Data about app and page elements
# # # # # # #
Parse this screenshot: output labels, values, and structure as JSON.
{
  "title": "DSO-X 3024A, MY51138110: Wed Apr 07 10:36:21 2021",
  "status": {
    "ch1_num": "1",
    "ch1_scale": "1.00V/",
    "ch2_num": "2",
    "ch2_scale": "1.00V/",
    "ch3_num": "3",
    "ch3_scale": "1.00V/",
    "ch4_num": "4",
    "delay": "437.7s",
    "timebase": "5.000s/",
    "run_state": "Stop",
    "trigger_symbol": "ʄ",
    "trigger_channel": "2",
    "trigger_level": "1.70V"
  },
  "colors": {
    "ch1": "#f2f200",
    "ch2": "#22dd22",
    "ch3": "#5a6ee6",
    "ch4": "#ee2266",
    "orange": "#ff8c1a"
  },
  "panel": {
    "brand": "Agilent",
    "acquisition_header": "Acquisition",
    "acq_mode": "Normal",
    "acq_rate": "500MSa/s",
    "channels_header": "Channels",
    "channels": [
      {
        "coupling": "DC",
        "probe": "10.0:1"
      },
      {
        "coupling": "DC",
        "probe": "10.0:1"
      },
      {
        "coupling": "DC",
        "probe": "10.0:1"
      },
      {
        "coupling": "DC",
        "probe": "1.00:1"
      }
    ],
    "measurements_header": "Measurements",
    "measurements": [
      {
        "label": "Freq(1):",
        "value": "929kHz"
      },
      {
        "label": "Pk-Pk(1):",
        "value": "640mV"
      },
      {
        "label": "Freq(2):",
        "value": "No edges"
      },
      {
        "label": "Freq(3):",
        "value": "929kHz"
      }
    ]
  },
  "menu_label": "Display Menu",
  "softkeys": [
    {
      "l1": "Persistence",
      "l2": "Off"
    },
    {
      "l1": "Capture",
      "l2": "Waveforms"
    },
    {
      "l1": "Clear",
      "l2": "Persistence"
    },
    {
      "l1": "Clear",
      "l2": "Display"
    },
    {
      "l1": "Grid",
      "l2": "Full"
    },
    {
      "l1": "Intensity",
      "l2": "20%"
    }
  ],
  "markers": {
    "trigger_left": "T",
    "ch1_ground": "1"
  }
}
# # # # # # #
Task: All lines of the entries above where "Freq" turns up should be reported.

Result for this exercise:
        "label": "Freq(1):",
        "label": "Freq(2):",
        "label": "Freq(3):",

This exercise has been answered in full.